“Do you have some connection with the gentleman who lives here?”
“He is my son.”
There was a slight silence as the driver swallowed hard and commenced driving. The two of them made good time despite the lateness of the season and managed to stop past Southampton on the way to London and then comfortably arrive in London at the address of the Lipton House shortly before dinner the following day. Admittedly, the arrival was a bit of a surprise the Lord Lipton and his party, but as the Lord and Lady Sydney were already there with their daughter, it was quite an honor for Lord Lipton to introduce the party to his mother and stepfather to the gentleman in charge of the colonial office who Sir Martin was preparing to see. This was a pleasant surprise all around.
A couple of extra chairs were added to the table and the two of them sat down on a sofa in the seating room to enjoy the friendly conversation that was taking place. Though the visit was a surprise, it was by no means an unwelcome surprise to anyone involved.
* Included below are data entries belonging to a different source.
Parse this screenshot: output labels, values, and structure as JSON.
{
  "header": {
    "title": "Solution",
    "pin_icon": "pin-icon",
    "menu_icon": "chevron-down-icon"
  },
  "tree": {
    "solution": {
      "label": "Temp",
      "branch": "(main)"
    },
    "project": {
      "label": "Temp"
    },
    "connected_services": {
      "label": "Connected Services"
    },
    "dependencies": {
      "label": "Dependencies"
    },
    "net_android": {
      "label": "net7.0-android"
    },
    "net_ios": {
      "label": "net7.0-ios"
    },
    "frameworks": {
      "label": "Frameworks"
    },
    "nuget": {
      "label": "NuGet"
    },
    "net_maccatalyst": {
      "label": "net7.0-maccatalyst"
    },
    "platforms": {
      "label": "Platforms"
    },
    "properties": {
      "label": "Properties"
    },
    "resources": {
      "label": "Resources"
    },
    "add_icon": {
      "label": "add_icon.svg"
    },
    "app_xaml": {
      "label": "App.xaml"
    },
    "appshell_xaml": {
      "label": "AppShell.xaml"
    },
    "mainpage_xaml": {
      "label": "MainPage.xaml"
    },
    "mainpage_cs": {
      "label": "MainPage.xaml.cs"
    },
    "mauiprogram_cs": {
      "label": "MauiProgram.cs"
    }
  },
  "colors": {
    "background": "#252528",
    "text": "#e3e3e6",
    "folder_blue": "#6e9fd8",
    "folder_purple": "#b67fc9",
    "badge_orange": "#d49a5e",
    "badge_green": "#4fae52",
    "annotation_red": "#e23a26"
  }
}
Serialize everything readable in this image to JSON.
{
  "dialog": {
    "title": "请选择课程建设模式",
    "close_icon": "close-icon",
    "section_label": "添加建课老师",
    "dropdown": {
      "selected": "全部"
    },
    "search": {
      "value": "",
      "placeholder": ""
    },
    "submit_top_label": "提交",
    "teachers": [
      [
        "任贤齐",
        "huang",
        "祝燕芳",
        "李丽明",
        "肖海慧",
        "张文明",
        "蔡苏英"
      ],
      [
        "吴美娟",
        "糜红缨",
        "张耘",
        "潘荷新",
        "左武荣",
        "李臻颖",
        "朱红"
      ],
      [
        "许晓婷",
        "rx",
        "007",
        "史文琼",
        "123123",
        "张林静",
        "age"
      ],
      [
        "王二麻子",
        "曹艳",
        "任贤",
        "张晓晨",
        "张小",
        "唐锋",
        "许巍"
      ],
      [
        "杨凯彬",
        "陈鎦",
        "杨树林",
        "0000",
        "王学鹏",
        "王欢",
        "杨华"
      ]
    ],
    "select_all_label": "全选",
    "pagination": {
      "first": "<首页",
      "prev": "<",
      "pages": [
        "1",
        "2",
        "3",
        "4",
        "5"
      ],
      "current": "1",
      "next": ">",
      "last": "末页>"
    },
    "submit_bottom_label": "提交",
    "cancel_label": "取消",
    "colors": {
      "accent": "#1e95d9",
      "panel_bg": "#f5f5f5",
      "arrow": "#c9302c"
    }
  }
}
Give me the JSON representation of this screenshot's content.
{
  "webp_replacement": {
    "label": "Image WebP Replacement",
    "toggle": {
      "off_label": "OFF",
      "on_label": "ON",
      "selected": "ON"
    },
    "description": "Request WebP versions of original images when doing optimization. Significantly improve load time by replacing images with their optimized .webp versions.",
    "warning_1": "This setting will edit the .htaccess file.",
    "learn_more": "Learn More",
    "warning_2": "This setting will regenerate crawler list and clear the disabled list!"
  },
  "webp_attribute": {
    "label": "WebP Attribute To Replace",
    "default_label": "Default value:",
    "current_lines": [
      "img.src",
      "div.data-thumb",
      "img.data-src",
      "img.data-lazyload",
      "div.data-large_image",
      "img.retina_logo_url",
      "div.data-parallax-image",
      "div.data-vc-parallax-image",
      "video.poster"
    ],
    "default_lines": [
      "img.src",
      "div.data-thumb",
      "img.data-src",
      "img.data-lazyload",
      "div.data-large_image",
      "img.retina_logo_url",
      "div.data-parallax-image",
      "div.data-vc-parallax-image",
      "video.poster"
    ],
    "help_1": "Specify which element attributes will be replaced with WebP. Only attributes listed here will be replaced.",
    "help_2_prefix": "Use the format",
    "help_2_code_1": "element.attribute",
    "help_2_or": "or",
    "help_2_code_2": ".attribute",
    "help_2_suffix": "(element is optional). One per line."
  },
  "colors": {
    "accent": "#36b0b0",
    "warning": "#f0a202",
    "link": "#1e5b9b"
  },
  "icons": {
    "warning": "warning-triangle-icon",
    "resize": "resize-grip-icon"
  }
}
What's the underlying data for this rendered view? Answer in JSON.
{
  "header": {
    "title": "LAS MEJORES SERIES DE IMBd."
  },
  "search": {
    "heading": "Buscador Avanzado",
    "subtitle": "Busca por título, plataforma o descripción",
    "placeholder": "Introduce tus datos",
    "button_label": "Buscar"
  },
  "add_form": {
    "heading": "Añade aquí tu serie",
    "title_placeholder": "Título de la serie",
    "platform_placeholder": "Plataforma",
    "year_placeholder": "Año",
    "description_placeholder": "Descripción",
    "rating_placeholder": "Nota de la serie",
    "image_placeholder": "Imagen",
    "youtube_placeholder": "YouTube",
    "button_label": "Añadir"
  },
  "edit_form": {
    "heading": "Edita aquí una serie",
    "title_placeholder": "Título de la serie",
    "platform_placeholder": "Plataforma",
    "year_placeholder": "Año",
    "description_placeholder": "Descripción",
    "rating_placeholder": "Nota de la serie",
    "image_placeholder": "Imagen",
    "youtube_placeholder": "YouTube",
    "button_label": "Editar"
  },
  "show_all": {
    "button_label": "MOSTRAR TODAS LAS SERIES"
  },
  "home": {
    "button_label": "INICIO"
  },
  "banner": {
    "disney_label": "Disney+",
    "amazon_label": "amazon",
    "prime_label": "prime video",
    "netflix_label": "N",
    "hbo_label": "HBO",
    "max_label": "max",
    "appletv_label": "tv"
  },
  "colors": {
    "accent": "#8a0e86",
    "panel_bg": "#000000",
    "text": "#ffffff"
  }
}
Neither Clarissa nor Miss Wood had ever met Lord Lipton’s mother and they looked forward to see what resemblance existed between the two, because while Lady Martin looked a great deal like an older version of Clarissa–something that pleased the the girl for a reason she could not explain–it was clear that Lord Lipton took after his father in terms of his looks. Lord Lipton was surprised to see his mother and stepfather, who he had not seen for a bit of time, since he had left Nassau himself and returned to England months ago, but he enjoyed seeing both his mother and his stepfather. It was certainly true that not all stepchildren got along well with the second spouses of their surviving parents, but Lord Lipton enjoyed the steady integrity of his stepfather and sincerely respected the man. For Lord Martin himself, he knew he would eat well with his stepson and enjoy friendly conversation, and he was pleased to see that Lord and Lady Sydney were at paints to get to know him and his wife and very happy to make an acquaintance and to acknowledge the connection between them and Lord Lipton, with whom they were evidently on intimate terms with, which brought great pleasure to both Lord and Lady.
For the aforementioned Lord and Lady Sydney, it was a considerable blessing to be able to see Lord Lipton among his closest relatives. They were aware that Lord Lipton’s family connections were indeed very small and it was a pleasure to see how warm and friendly Lord Lipton was with his mother and stepfather, asking how Lord Martin’s garden in Nassau was doing, what tropical plants were being taken care of, and the like. Lord Lipton directed all of these questions to his stepfather, knowing that his mother was not fond of Nassau but not wanting to bring her into any embarrassing conversations. To their pleasure as well Lord Lipton was keen on introducing his mother and stepfather to Sarah, who was very pleased to make their acquaintance and eager to please Lord Lipton’s mother, who she rightly supposed to be as full of strong opinions stoutly expressed as her son. So this is where he got it from, the group noted philosophically, but not unpleasantly. Lady Martin herself was very interested in seeing that her son evidently had some attachment with the young woman, and it did not take her very long to determine that the young lady was precisely the sort of girl that she would wish and expect her son to be interested in with regards to her age, her looks, her kind and friendly and unassumingly intelligent disposition, as well as the musical skill she showed on the harp. She resolved to talk to her son about the matter as soon she could find a private moment, even though that occasion was likely to be some hours from now.